• Task description
Working from the records beneath this line, reproduce each one exactly.

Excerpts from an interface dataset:
-- Opening Marker --

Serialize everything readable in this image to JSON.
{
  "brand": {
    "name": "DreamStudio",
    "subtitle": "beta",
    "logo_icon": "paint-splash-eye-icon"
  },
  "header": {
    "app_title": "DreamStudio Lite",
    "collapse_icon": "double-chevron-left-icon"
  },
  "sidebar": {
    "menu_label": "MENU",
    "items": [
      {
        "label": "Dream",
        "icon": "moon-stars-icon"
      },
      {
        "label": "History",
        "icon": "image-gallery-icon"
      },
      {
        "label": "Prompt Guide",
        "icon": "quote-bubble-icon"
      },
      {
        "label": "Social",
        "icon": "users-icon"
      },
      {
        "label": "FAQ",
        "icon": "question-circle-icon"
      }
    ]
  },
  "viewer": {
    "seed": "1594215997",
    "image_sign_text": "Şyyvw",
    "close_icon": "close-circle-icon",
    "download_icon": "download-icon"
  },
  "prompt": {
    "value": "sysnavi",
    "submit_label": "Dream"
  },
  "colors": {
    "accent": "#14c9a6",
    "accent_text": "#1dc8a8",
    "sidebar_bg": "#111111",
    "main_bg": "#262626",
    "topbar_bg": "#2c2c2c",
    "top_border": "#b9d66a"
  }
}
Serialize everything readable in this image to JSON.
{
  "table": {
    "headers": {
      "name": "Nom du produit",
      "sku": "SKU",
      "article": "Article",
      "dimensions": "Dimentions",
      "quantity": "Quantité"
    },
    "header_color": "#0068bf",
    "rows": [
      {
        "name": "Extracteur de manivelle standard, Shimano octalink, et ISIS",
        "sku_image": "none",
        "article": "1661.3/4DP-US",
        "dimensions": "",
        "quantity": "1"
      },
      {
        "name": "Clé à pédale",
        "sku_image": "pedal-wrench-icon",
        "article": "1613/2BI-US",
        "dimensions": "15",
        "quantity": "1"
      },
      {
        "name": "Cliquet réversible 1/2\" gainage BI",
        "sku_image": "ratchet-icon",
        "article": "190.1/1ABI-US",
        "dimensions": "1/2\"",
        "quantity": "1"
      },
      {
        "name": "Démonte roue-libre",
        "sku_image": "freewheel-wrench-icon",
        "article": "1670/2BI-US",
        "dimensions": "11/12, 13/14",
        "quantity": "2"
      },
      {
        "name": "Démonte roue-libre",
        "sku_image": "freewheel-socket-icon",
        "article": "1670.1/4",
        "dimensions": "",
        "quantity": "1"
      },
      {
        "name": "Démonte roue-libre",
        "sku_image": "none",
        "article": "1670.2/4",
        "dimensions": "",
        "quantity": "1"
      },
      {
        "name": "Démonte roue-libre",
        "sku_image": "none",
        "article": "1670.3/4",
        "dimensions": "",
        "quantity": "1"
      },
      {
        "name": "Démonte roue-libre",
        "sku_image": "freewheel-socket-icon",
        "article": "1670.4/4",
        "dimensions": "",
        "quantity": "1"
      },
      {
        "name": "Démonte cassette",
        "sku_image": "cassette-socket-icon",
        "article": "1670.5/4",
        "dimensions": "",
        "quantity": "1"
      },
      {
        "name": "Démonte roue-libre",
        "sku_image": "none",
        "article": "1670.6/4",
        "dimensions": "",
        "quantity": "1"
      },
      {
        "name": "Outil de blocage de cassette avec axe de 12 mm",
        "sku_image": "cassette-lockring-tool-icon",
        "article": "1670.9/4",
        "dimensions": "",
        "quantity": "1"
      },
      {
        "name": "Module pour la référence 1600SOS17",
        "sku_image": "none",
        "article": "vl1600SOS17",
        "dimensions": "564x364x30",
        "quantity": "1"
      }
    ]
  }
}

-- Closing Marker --

• Task result
Serialize everything readable in this image to JSON.
{
  "brand": {
    "name": "DreamStudio",
    "subtitle": "beta",
    "logo_icon": "paint-splash-eye-icon"
  },
  "header": {
    "app_title": "DreamStudio Lite",
    "collapse_icon": "double-chevron-left-icon"
  },
  "sidebar": {
    "menu_label": "MENU",
    "items": [
      {
        "label": "Dream",
        "icon": "moon-stars-icon"
      },
      {
        "label": "History",
        "icon": "image-gallery-icon"
      },
      {
        "label": "Prompt Guide",
        "icon": "quote-bubble-icon"
      },
      {
        "label": "Social",
        "icon": "users-icon"
      },
      {
        "label": "FAQ",
        "icon": "question-circle-icon"
      }
    ]
  },
  "viewer": {
    "seed": "1594215997",
    "image_sign_text": "Şyyvw",
    "close_icon": "close-circle-icon",
    "download_icon": "download-icon"
  },
  "prompt": {
    "value": "sysnavi",
    "submit_label": "Dream"
  },
  "colors": {
    "accent": "#14c9a6",
    "accent_text": "#1dc8a8",
    "sidebar_bg": "#111111",
    "main_bg": "#262626",
    "topbar_bg": "#2c2c2c",
    "top_border": "#b9d66a"
  }
}
Serialize everything readable in this image to JSON.
{
  "table": {
    "headers": {
      "name": "Nom du produit",
      "sku": "SKU",
      "article": "Article",
      "dimensions": "Dimentions",
      "quantity": "Quantité"
    },
    "header_color": "#0068bf",
    "rows": [
      {
        "name": "Extracteur de manivelle standard, Shimano octalink, et ISIS",
        "sku_image": "none",
        "article": "1661.3/4DP-US",
        "dimensions": "",
        "quantity": "1"
      },
      {
        "name": "Clé à pédale",
        "sku_image": "pedal-wrench-icon",
        "article": "1613/2BI-US",
        "dimensions": "15",
        "quantity": "1"
      },
      {
        "name": "Cliquet réversible 1/2\" gainage BI",
        "sku_image": "ratchet-icon",
        "article": "190.1/1ABI-US",
        "dimensions": "1/2\"",
        "quantity": "1"
      },
      {
        "name": "Démonte roue-libre",
        "sku_image": "freewheel-wrench-icon",
        "article": "1670/2BI-US",
        "dimensions": "11/12, 13/14",
        "quantity": "2"
      },
      {
        "name": "Démonte roue-libre",
        "sku_image": "freewheel-socket-icon",
        "article": "1670.1/4",
        "dimensions": "",
        "quantity": "1"
      },
      {
        "name": "Démonte roue-libre",
        "sku_image": "none",
        "article": "1670.2/4",
        "dimensions": "",
        "quantity": "1"
      },
      {
        "name": "Démonte roue-libre",
        "sku_image": "none",
        "article": "1670.3/4",
        "dimensions": "",
        "quantity": "1"
      },
      {
        "name": "Démonte roue-libre",
        "sku_image": "freewheel-socket-icon",
        "article": "1670.4/4",
        "dimensions": "",
        "quantity": "1"
      },
      {
        "name": "Démonte cassette",
        "sku_image": "cassette-socket-icon",
        "article": "1670.5/4",
        "dimensions": "",
        "quantity": "1"
      },
      {
        "name": "Démonte roue-libre",
        "sku_image": "none",
        "article": "1670.6/4",
        "dimensions": "",
        "quantity": "1"
      },
      {
        "name": "Outil de blocage de cassette avec axe de 12 mm",
        "sku_image": "cassette-lockring-tool-icon",
        "article": "1670.9/4",
        "dimensions": "",
        "quantity": "1"
      },
      {
        "name": "Module pour la référence 1600SOS17",
        "sku_image": "none",
        "article": "vl1600SOS17",
        "dimensions": "564x364x30",
        "quantity": "1"
      }
    ]
  }
}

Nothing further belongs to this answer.